** Opening EXTRACTED INFORMATION block **

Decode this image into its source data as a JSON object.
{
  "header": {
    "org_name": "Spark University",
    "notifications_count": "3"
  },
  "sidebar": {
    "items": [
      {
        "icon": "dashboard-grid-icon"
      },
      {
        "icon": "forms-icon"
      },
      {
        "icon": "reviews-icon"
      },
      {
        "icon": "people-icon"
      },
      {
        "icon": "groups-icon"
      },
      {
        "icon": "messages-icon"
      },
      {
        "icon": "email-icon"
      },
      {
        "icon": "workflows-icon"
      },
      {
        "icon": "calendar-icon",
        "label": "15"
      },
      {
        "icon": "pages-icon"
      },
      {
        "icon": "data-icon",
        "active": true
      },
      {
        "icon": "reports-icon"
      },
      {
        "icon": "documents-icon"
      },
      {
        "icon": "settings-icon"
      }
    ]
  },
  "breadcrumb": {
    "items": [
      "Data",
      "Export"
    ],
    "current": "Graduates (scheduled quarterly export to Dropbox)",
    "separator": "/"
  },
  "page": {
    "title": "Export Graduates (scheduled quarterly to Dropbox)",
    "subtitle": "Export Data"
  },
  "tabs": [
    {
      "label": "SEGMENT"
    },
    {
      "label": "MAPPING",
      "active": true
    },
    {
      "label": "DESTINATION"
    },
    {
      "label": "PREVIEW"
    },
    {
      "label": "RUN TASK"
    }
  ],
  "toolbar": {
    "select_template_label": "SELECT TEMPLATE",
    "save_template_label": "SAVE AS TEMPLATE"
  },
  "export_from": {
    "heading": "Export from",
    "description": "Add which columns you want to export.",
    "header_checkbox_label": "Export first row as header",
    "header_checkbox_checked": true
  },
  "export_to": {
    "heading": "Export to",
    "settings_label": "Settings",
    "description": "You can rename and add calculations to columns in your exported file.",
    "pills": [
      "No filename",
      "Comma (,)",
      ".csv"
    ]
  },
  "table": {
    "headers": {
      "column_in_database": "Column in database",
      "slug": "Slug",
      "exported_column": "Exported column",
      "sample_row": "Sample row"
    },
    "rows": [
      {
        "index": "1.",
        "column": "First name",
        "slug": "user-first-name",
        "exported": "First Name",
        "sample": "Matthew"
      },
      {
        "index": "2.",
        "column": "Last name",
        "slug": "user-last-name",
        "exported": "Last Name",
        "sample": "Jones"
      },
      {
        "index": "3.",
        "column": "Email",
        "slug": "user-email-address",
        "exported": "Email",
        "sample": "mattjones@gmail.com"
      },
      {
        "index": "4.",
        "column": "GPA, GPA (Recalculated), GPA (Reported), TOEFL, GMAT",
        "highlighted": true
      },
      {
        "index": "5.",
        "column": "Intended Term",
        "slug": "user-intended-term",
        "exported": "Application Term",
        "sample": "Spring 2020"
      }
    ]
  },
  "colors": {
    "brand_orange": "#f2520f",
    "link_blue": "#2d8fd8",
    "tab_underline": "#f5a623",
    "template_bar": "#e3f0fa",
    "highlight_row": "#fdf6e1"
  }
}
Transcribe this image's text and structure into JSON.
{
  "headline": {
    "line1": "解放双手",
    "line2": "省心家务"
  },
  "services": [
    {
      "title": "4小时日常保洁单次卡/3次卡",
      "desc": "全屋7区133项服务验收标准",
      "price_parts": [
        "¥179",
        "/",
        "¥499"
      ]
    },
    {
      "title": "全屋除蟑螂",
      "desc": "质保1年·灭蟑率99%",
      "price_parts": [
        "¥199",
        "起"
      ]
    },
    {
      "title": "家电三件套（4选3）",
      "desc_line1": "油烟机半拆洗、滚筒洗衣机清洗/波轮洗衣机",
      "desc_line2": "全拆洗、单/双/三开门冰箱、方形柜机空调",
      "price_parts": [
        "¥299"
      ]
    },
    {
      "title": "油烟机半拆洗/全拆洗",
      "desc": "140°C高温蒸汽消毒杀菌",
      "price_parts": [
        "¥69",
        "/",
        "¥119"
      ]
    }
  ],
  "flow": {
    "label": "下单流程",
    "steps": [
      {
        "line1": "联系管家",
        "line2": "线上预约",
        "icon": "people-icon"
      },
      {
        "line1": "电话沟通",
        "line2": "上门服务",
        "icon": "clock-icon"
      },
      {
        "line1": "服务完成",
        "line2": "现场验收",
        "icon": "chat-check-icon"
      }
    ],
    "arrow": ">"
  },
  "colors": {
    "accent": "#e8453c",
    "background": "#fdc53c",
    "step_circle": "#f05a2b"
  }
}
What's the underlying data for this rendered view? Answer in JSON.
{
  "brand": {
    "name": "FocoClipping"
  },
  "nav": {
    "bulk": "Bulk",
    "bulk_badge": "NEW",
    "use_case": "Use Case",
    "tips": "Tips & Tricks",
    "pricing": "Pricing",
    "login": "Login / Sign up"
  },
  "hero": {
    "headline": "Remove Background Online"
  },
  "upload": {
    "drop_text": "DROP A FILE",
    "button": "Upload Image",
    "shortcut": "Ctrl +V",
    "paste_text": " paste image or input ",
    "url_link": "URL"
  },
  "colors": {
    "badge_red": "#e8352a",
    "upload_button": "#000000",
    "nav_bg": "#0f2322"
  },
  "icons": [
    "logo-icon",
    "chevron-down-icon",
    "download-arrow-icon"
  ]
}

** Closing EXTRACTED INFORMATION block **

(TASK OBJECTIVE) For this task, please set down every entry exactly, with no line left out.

(WRITTEN RESPONSE)
Decode this image into its source data as a JSON object.
{
  "header": {
    "org_name": "Spark University",
    "notifications_count": "3"
  },
  "sidebar": {
    "items": [
      {
        "icon": "dashboard-grid-icon"
      },
      {
        "icon": "forms-icon"
      },
      {
        "icon": "reviews-icon"
      },
      {
        "icon": "people-icon"
      },
      {
        "icon": "groups-icon"
      },
      {
        "icon": "messages-icon"
      },
      {
        "icon": "email-icon"
      },
      {
        "icon": "workflows-icon"
      },
      {
        "icon": "calendar-icon",
        "label": "15"
      },
      {
        "icon": "pages-icon"
      },
      {
        "icon": "data-icon",
        "active": true
      },
      {
        "icon": "reports-icon"
      },
      {
        "icon": "documents-icon"
      },
      {
        "icon": "settings-icon"
      }
    ]
  },
  "breadcrumb": {
    "items": [
      "Data",
      "Export"
    ],
    "current": "Graduates (scheduled quarterly export to Dropbox)",
    "separator": "/"
  },
  "page": {
    "title": "Export Graduates (scheduled quarterly to Dropbox)",
    "subtitle": "Export Data"
  },
  "tabs": [
    {
      "label": "SEGMENT"
    },
    {
      "label": "MAPPING",
      "active": true
    },
    {
      "label": "DESTINATION"
    },
    {
      "label": "PREVIEW"
    },
    {
      "label": "RUN TASK"
    }
  ],
  "toolbar": {
    "select_template_label": "SELECT TEMPLATE",
    "save_template_label": "SAVE AS TEMPLATE"
  },
  "export_from": {
    "heading": "Export from",
    "description": "Add which columns you want to export.",
    "header_checkbox_label": "Export first row as header",
    "header_checkbox_checked": true
  },
  "export_to": {
    "heading": "Export to",
    "settings_label": "Settings",
    "description": "You can rename and add calculations to columns in your exported file.",
    "pills": [
      "No filename",
      "Comma (,)",
      ".csv"
    ]
  },
  "table": {
    "headers": {
      "column_in_database": "Column in database",
      "slug": "Slug",
      "exported_column": "Exported column",
      "sample_row": "Sample row"
    },
    "rows": [
      {
        "index": "1.",
        "column": "First name",
        "slug": "user-first-name",
        "exported": "First Name",
        "sample": "Matthew"
      },
      {
        "index": "2.",
        "column": "Last name",
        "slug": "user-last-name",
        "exported": "Last Name",
        "sample": "Jones"
      },
      {
        "index": "3.",
        "column": "Email",
        "slug": "user-email-address",
        "exported": "Email",
        "sample": "mattjones@gmail.com"
      },
      {
        "index": "4.",
        "column": "GPA, GPA (Recalculated), GPA (Reported), TOEFL, GMAT",
        "highlighted": true
      },
      {
        "index": "5.",
        "column": "Intended Term",
        "slug": "user-intended-term",
        "exported": "Application Term",
        "sample": "Spring 2020"
      }
    ]
  },
  "colors": {
    "brand_orange": "#f2520f",
    "link_blue": "#2d8fd8",
    "tab_underline": "#f5a623",
    "template_bar": "#e3f0fa",
    "highlight_row": "#fdf6e1"
  }
}
Transcribe this image's text and structure into JSON.
{
  "headline": {
    "line1": "解放双手",
    "line2": "省心家务"
  },
  "services": [
    {
      "title": "4小时日常保洁单次卡/3次卡",
      "desc": "全屋7区133项服务验收标准",
      "price_parts": [
        "¥179",
        "/",
        "¥499"
      ]
    },
    {
      "title": "全屋除蟑螂",
      "desc": "质保1年·灭蟑率99%",
      "price_parts": [
        "¥199",
        "起"
      ]
    },
    {
      "title": "家电三件套（4选3）",
      "desc_line1": "油烟机半拆洗、滚筒洗衣机清洗/波轮洗衣机",
      "desc_line2": "全拆洗、单/双/三开门冰箱、方形柜机空调",
      "price_parts": [
        "¥299"
      ]
    },
    {
      "title": "油烟机半拆洗/全拆洗",
      "desc": "140°C高温蒸汽消毒杀菌",
      "price_parts": [
        "¥69",
        "/",
        "¥119"
      ]
    }
  ],
  "flow": {
    "label": "下单流程",
    "steps": [
      {
        "line1": "联系管家",
        "line2": "线上预约",
        "icon": "people-icon"
      },
      {
        "line1": "电话沟通",
        "line2": "上门服务",
        "icon": "clock-icon"
      },
      {
        "line1": "服务完成",
        "line2": "现场验收",
        "icon": "chat-check-icon"
      }
    ],
    "arrow": ">"
  },
  "colors": {
    "accent": "#e8453c",
    "background": "#fdc53c",
    "step_circle": "#f05a2b"
  }
}
What's the underlying data for this rendered view? Answer in JSON.
{
  "brand": {
    "name": "FocoClipping"
  },
  "nav": {
    "bulk": "Bulk",
    "bulk_badge": "NEW",
    "use_case": "Use Case",
    "tips": "Tips & Tricks",
    "pricing": "Pricing",
    "login": "Login / Sign up"
  },
  "hero": {
    "headline": "Remove Background Online"
  },
  "upload": {
    "drop_text": "DROP A FILE",
    "button": "Upload Image",
    "shortcut": "Ctrl +V",
    "paste_text": " paste image or input ",
    "url_link": "URL"
  },
  "colors": {
    "badge_red": "#e8352a",
    "upload_button": "#000000",
    "nav_bg": "#0f2322"
  },
  "icons": [
    "logo-icon",
    "chevron-down-icon",
    "download-arrow-icon"
  ]
}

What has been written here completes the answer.